# Task description
Every entry below is to be returned unchanged. Images are not part of the copy.
☆ ☆ ☆ ☆
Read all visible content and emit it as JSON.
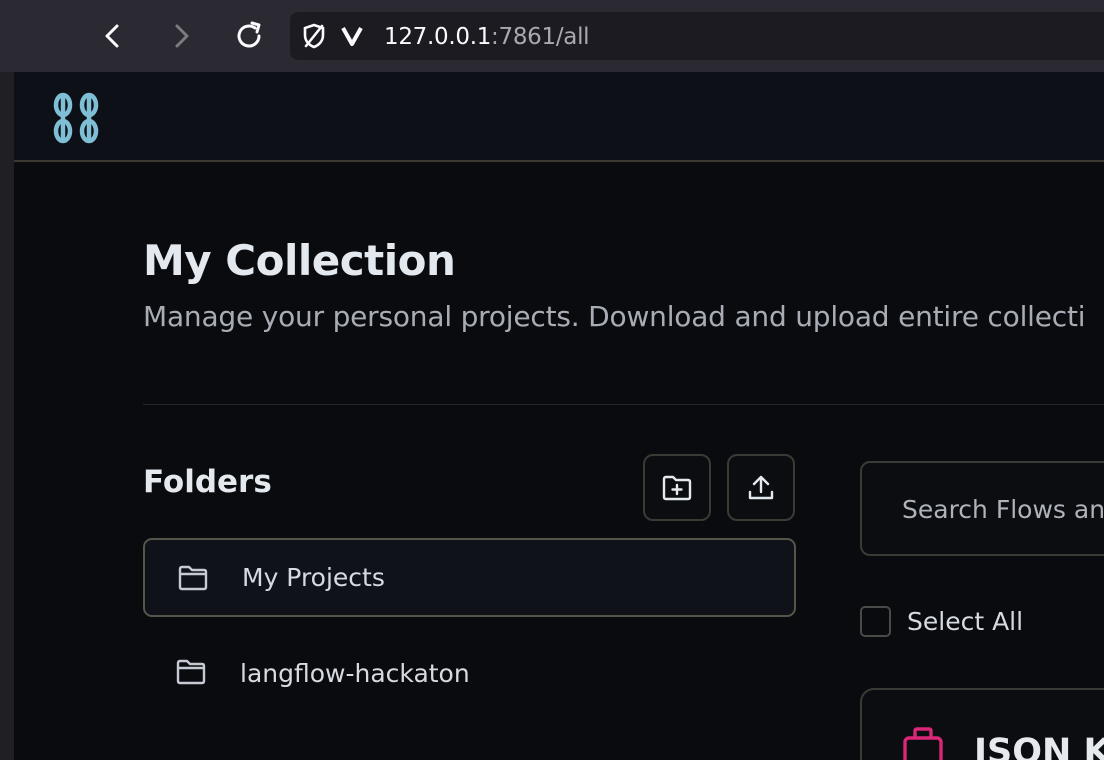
{
  "browser": {
    "url_host": "127.0.0.1",
    "url_path": ":7861/all"
  },
  "app": {
    "logo_icon": "chain-link-icon"
  },
  "page": {
    "title": "My Collection",
    "subtitle": "Manage your personal projects. Download and upload entire collecti"
  },
  "folders": {
    "heading": "Folders",
    "actions": [
      {
        "icon": "folder-plus-icon"
      },
      {
        "icon": "upload-icon"
      }
    ],
    "items": [
      {
        "label": "My Projects",
        "selected": true
      },
      {
        "label": "langflow-hackaton",
        "selected": false
      }
    ]
  },
  "flows": {
    "search_placeholder": "Search Flows and",
    "select_all_label": "Select All",
    "cards": [
      {
        "title": "JSON K",
        "icon": "briefcase-icon",
        "icon_color": "#db2777"
      }
    ]
  }
}
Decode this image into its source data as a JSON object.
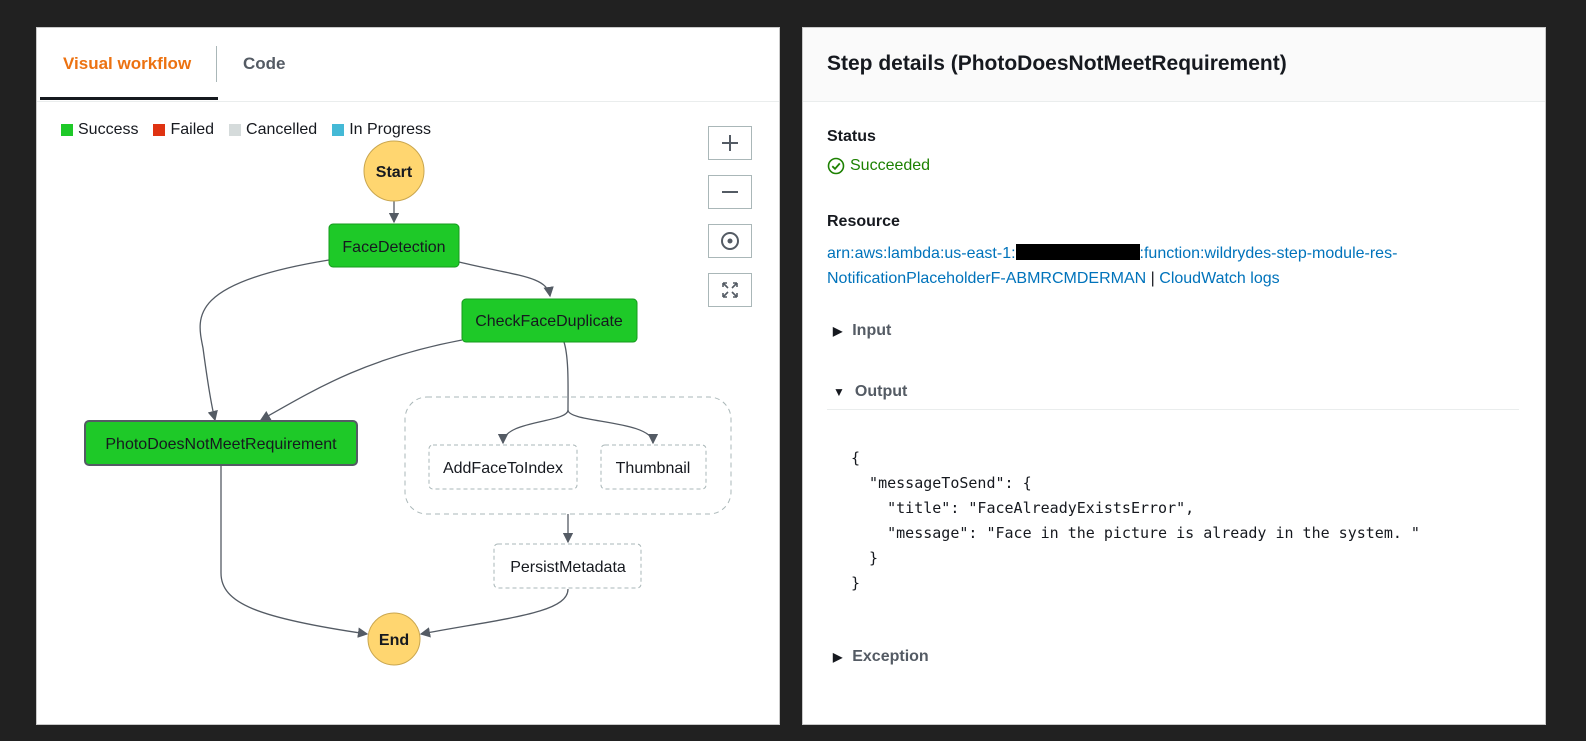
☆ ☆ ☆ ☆
# Output
Read all visible content and emit it as JSON.
{
  "browser": {
    "url_host": "127.0.0.1",
    "url_path": ":7861/all"
  },
  "app": {
    "logo_icon": "chain-link-icon"
  },
  "page": {
    "title": "My Collection",
    "subtitle": "Manage your personal projects. Download and upload entire collecti"
  },
  "folders": {
    "heading": "Folders",
    "actions": [
      {
        "icon": "folder-plus-icon"
      },
      {
        "icon": "upload-icon"
      }
    ],
    "items": [
      {
        "label": "My Projects",
        "selected": true
      },
      {
        "label": "langflow-hackaton",
        "selected": false
      }
    ]
  },
  "flows": {
    "search_placeholder": "Search Flows and",
    "select_all_label": "Select All",
    "cards": [
      {
        "title": "JSON K",
        "icon": "briefcase-icon",
        "icon_color": "#db2777"
      }
    ]
  }
}
Decode this image into its source data as a JSON object.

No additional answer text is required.